On the final page – the final frame in the museum – it’s almost like you’re asking readers to think in reverse, to recognize the familiar ‘traits’ in objects they may have seen before as characters previously. Was it a conscious decision to leave the story with such an ambiguous ending?
Viviane: I thought about that last scene a lot… yes, I wanted to keep it ambiguous. You can choose whether you think the sheep are still in there. I think they are, they are just resting. I liked showing how old they really are, how much time has passed, and how we don’t know what their experiences have been, but we have a bit of an idea from the story of Bonifacius… they have been someone’s treasure, handed down through generations. I hope that people can imagine that their own important things could become a Sleepwalker in their dreams.
So So what should fans expect next? Are there any more full-length graphic novels on the horizon?
Viviane: No Graphic novels in the pipeline. There are ideas and scripts, and I hope to do another Sleepwalkers book at some point… but first I need to make a whole load of picture books. Alexis just wrote a new one, and I have two more on the go myself… or three…
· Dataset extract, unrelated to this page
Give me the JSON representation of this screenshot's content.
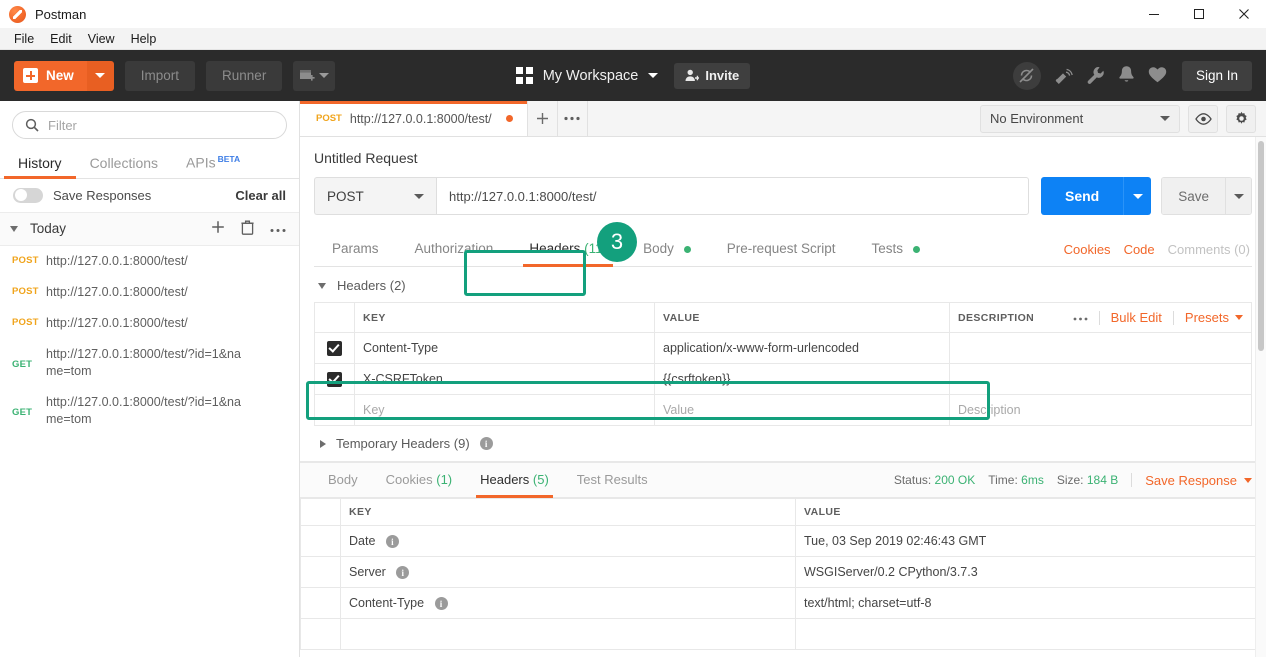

Check out the official website for Viviane Schwarz’s The Sleepwalkers at thesleepwalkers.co.uk!